And Scott McCloud’s blurb:
In Jenn Manley Lee’s elegant pages, the mysteries of the universe are matched by the mysteries of the human mind. Dicebox is science fiction done right.
The book also includes a short Dicebox story written and drawn by me, years ago. (I’m kind of embarrassed by my old artwork, to be honest, but Jenn says she likes it.)
Dicebox is available as a hardcover, a softcover, and a very affordable pdf — all three versions are for sale at Jenn’s store. A warning, though: The book does have a little sex and a little swearing, so probably for grown-ups only.
Ongoing work-in-progress for a drawing that will be auctioned off as part of this year’s “Women of Wonder Day.” The woman in the drawing is Rochelle Wayne, who was Robin in an “Elseworlds” Batman comic set during the French Revolution. Rochelle Wayne was designed by the wonderful José Luis García-López; my attempt to draw García-López hair looks pretty silly, but it was fun to try!
The completed drawing will include 4 female Robins, 5 Batgirls, 2 Batwomen, 2 female Black Bats, Huntress, Spoiler, Oracle, and Ace the Bat-Hound.
Katherine (Kathy) Kane and her niece Betty Kane were the original Batwoman and Batgirl, in the 1950s.
This was kind of interesting to sketch. I had to draw things I virtually never draw, like — well — superheroes. And high heels.
These are possible covers for a short self-published comic I might have with me at Comic-Con. Please let me know which design you like best.

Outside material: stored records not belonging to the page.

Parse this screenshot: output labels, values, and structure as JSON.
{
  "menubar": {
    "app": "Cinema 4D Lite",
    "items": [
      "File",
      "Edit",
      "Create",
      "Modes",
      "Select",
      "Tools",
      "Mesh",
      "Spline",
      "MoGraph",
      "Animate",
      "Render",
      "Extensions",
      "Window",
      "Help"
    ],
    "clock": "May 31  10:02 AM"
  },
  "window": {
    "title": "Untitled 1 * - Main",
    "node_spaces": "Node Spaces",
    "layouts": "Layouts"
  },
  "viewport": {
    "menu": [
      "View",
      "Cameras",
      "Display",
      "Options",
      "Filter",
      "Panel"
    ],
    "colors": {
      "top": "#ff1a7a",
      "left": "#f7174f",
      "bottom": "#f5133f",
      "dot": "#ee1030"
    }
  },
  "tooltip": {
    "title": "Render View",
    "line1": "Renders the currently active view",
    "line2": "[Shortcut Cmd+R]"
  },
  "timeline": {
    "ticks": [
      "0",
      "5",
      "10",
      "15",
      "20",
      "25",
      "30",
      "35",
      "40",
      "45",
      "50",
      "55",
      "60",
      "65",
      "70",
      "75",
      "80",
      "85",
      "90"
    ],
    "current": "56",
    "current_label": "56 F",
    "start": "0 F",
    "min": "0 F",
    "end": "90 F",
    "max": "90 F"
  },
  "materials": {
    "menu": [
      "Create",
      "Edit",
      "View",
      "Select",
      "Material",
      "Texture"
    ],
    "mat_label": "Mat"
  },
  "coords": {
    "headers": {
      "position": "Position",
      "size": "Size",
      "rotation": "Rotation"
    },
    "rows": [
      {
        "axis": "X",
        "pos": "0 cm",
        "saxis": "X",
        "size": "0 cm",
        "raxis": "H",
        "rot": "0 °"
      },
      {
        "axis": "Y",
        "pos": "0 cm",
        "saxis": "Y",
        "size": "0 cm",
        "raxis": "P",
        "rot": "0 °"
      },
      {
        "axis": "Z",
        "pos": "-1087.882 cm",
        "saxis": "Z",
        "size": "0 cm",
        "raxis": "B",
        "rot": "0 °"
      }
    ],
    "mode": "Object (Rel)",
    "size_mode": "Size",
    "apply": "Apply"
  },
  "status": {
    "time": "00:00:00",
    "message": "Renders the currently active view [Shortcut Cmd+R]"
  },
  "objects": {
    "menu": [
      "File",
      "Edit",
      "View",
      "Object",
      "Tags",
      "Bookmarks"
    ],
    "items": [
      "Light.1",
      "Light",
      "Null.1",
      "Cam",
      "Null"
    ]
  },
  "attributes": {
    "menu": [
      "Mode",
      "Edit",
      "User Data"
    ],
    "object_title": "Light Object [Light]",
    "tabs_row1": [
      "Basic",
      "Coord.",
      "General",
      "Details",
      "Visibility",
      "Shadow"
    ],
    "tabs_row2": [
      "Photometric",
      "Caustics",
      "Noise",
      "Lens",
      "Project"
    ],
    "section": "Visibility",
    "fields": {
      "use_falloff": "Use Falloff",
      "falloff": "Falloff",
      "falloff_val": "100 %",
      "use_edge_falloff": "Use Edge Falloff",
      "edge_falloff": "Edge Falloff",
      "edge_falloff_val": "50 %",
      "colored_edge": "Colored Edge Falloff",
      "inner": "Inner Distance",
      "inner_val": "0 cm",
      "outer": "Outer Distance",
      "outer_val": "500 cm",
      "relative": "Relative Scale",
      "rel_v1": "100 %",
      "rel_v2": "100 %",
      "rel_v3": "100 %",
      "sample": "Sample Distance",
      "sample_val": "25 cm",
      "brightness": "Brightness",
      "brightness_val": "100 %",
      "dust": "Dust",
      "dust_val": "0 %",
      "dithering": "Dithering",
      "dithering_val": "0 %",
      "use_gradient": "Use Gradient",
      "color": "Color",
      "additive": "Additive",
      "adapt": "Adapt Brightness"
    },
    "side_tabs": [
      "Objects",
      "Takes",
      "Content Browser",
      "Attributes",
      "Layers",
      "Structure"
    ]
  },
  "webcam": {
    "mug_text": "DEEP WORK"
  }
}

UPDATE: And a fifth option (variation on the first option):
UPDATE AGAIN: Option number six (variant on #4)